Assignment:
All of the records must be set down again word for word.

Component data from apps and pages:

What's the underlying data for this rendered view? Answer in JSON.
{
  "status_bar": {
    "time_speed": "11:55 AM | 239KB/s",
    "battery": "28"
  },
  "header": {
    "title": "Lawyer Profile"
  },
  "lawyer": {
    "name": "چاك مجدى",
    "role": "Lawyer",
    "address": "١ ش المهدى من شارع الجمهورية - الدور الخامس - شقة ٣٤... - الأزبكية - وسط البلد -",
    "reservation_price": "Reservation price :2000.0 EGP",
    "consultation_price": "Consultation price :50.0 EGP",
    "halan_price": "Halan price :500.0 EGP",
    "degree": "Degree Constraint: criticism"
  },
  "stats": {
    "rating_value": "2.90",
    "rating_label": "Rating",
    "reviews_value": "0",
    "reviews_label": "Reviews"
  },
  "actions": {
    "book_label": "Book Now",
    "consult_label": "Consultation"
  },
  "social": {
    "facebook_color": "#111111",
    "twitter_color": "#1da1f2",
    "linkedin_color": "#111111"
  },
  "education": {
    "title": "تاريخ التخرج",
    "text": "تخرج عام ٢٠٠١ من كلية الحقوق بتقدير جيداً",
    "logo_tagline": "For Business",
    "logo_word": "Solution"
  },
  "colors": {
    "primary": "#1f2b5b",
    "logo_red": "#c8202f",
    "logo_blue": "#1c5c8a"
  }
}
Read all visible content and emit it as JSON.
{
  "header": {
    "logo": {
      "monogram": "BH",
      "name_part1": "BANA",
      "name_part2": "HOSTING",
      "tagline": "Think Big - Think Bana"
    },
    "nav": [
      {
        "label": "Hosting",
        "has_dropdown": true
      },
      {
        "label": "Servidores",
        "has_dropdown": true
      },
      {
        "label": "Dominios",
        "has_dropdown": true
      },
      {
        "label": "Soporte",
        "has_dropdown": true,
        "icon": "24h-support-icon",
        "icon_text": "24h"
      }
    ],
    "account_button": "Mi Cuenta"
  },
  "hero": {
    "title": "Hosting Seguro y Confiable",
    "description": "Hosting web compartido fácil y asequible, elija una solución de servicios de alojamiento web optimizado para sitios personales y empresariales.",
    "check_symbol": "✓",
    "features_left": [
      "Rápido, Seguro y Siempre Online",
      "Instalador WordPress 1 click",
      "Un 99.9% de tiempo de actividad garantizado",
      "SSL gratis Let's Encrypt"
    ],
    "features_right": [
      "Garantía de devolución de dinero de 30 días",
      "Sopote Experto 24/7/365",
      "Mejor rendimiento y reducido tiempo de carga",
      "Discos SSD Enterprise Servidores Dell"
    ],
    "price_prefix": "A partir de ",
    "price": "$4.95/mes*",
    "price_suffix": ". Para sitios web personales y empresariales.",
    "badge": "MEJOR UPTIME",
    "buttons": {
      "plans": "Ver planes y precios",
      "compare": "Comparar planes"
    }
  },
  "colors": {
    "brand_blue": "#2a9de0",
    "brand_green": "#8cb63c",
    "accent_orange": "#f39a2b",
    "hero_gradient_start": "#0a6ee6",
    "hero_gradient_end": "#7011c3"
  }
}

Exercise output:
What's the underlying data for this rendered view? Answer in JSON.
{
  "status_bar": {
    "time_speed": "11:55 AM | 239KB/s",
    "battery": "28"
  },
  "header": {
    "title": "Lawyer Profile"
  },
  "lawyer": {
    "name": "چاك مجدى",
    "role": "Lawyer",
    "address": "١ ش المهدى من شارع الجمهورية - الدور الخامس - شقة ٣٤... - الأزبكية - وسط البلد -",
    "reservation_price": "Reservation price :2000.0 EGP",
    "consultation_price": "Consultation price :50.0 EGP",
    "halan_price": "Halan price :500.0 EGP",
    "degree": "Degree Constraint: criticism"
  },
  "stats": {
    "rating_value": "2.90",
    "rating_label": "Rating",
    "reviews_value": "0",
    "reviews_label": "Reviews"
  },
  "actions": {
    "book_label": "Book Now",
    "consult_label": "Consultation"
  },
  "social": {
    "facebook_color": "#111111",
    "twitter_color": "#1da1f2",
    "linkedin_color": "#111111"
  },
  "education": {
    "title": "تاريخ التخرج",
    "text": "تخرج عام ٢٠٠١ من كلية الحقوق بتقدير جيداً",
    "logo_tagline": "For Business",
    "logo_word": "Solution"
  },
  "colors": {
    "primary": "#1f2b5b",
    "logo_red": "#c8202f",
    "logo_blue": "#1c5c8a"
  }
}
Read all visible content and emit it as JSON.
{
  "header": {
    "logo": {
      "monogram": "BH",
      "name_part1": "BANA",
      "name_part2": "HOSTING",
      "tagline": "Think Big - Think Bana"
    },
    "nav": [
      {
        "label": "Hosting",
        "has_dropdown": true
      },
      {
        "label": "Servidores",
        "has_dropdown": true
      },
      {
        "label": "Dominios",
        "has_dropdown": true
      },
      {
        "label": "Soporte",
        "has_dropdown": true,
        "icon": "24h-support-icon",
        "icon_text": "24h"
      }
    ],
    "account_button": "Mi Cuenta"
  },
  "hero": {
    "title": "Hosting Seguro y Confiable",
    "description": "Hosting web compartido fácil y asequible, elija una solución de servicios de alojamiento web optimizado para sitios personales y empresariales.",
    "check_symbol": "✓",
    "features_left": [
      "Rápido, Seguro y Siempre Online",
      "Instalador WordPress 1 click",
      "Un 99.9% de tiempo de actividad garantizado",
      "SSL gratis Let's Encrypt"
    ],
    "features_right": [
      "Garantía de devolución de dinero de 30 días",
      "Sopote Experto 24/7/365",
      "Mejor rendimiento y reducido tiempo de carga",
      "Discos SSD Enterprise Servidores Dell"
    ],
    "price_prefix": "A partir de ",
    "price": "$4.95/mes*",
    "price_suffix": ". Para sitios web personales y empresariales.",
    "badge": "MEJOR UPTIME",
    "buttons": {
      "plans": "Ver planes y precios",
      "compare": "Comparar planes"
    }
  },
  "colors": {
    "brand_blue": "#2a9de0",
    "brand_green": "#8cb63c",
    "accent_orange": "#f39a2b",
    "hero_gradient_start": "#0a6ee6",
    "hero_gradient_end": "#7011c3"
  }
}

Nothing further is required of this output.